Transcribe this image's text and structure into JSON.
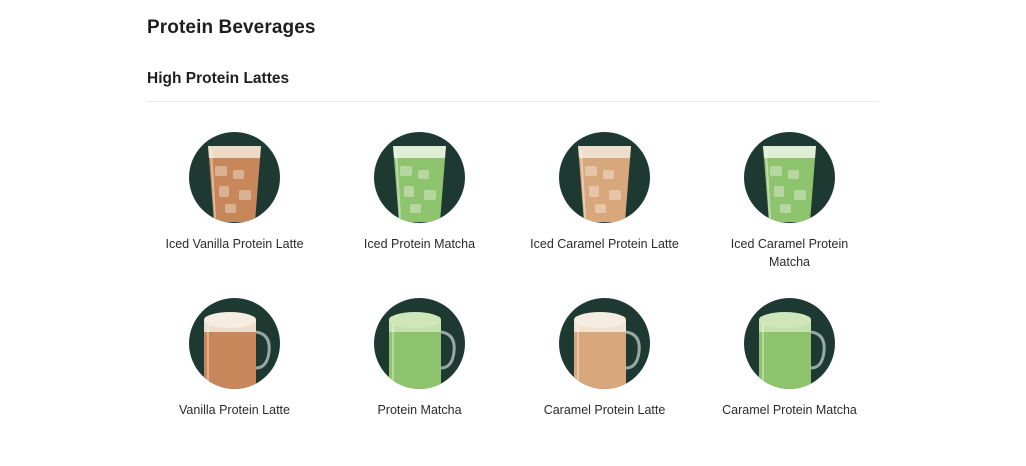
{
  "page": {
    "title": "Protein Beverages"
  },
  "section": {
    "title": "High Protein Lattes"
  },
  "colors": {
    "thumb_background": "#1e3932",
    "latte": "#c8875a",
    "matcha": "#8fc46e",
    "caramel": "#d9a77c"
  },
  "products": [
    {
      "name": "Iced Vanilla Protein Latte",
      "style": "iced",
      "drink": "latte"
    },
    {
      "name": "Iced Protein Matcha",
      "style": "iced",
      "drink": "matcha"
    },
    {
      "name": "Iced Caramel Protein Latte",
      "style": "iced",
      "drink": "caramel"
    },
    {
      "name": "Iced Caramel Protein Matcha",
      "style": "iced",
      "drink": "matcha"
    },
    {
      "name": "Vanilla Protein Latte",
      "style": "hot",
      "drink": "latte"
    },
    {
      "name": "Protein Matcha",
      "style": "hot",
      "drink": "matcha"
    },
    {
      "name": "Caramel Protein Latte",
      "style": "hot",
      "drink": "caramel"
    },
    {
      "name": "Caramel Protein Matcha",
      "style": "hot",
      "drink": "matcha"
    }
  ]
}
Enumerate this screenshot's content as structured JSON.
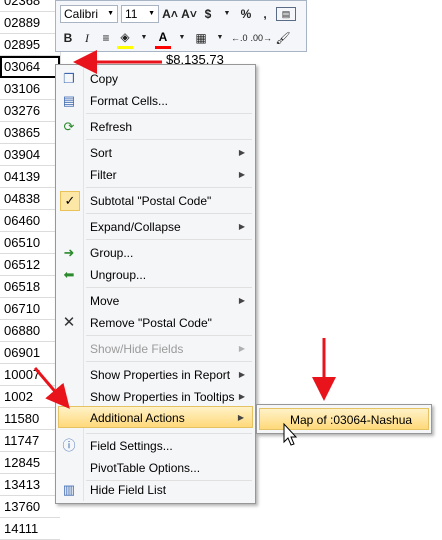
{
  "cells": [
    "02368",
    "02889",
    "02895",
    "03064",
    "03106",
    "03276",
    "03865",
    "03904",
    "04139",
    "04838",
    "06460",
    "06510",
    "06512",
    "06518",
    "06710",
    "06880",
    "06901",
    "10007",
    "1002",
    "11580",
    "11747",
    "12845",
    "13413",
    "13760",
    "14111",
    "14111"
  ],
  "selected_cell_index": 3,
  "adjacent_value": "$8,135.73",
  "mini_toolbar": {
    "font": "Calibri",
    "size": "11",
    "grow": "A˄",
    "shrink": "A˅",
    "currency": "$",
    "percent": "%",
    "comma": ",",
    "bold": "B",
    "italic": "I",
    "align": "≡",
    "font_color": "A",
    "inc_decimal": "‰0",
    "dec_decimal": ".00→.0"
  },
  "menu": {
    "copy": "Copy",
    "format_cells": "Format Cells...",
    "refresh": "Refresh",
    "sort": "Sort",
    "filter": "Filter",
    "subtotal": "Subtotal \"Postal Code\"",
    "expand_collapse": "Expand/Collapse",
    "group": "Group...",
    "ungroup": "Ungroup...",
    "move": "Move",
    "remove": "Remove \"Postal Code\"",
    "show_hide_fields": "Show/Hide Fields",
    "show_props_report": "Show Properties in Report",
    "show_props_tooltips": "Show Properties in Tooltips",
    "additional_actions": "Additional Actions",
    "field_settings": "Field Settings...",
    "pivottable_options": "PivotTable Options...",
    "hide_field_list": "Hide Field List"
  },
  "submenu": {
    "map": "Map of :03064-Nashua"
  },
  "colors": {
    "highlight": "#ffd97a",
    "annotation_arrow": "#e8131b",
    "menu_bg": "#f5f6f8"
  }
}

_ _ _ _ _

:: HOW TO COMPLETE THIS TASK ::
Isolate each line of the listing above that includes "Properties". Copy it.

:: COMPLETED EXERCISE ::
    "show_props_report": "Show Properties in Report",
    "show_props_tooltips": "Show Properties in Tooltips",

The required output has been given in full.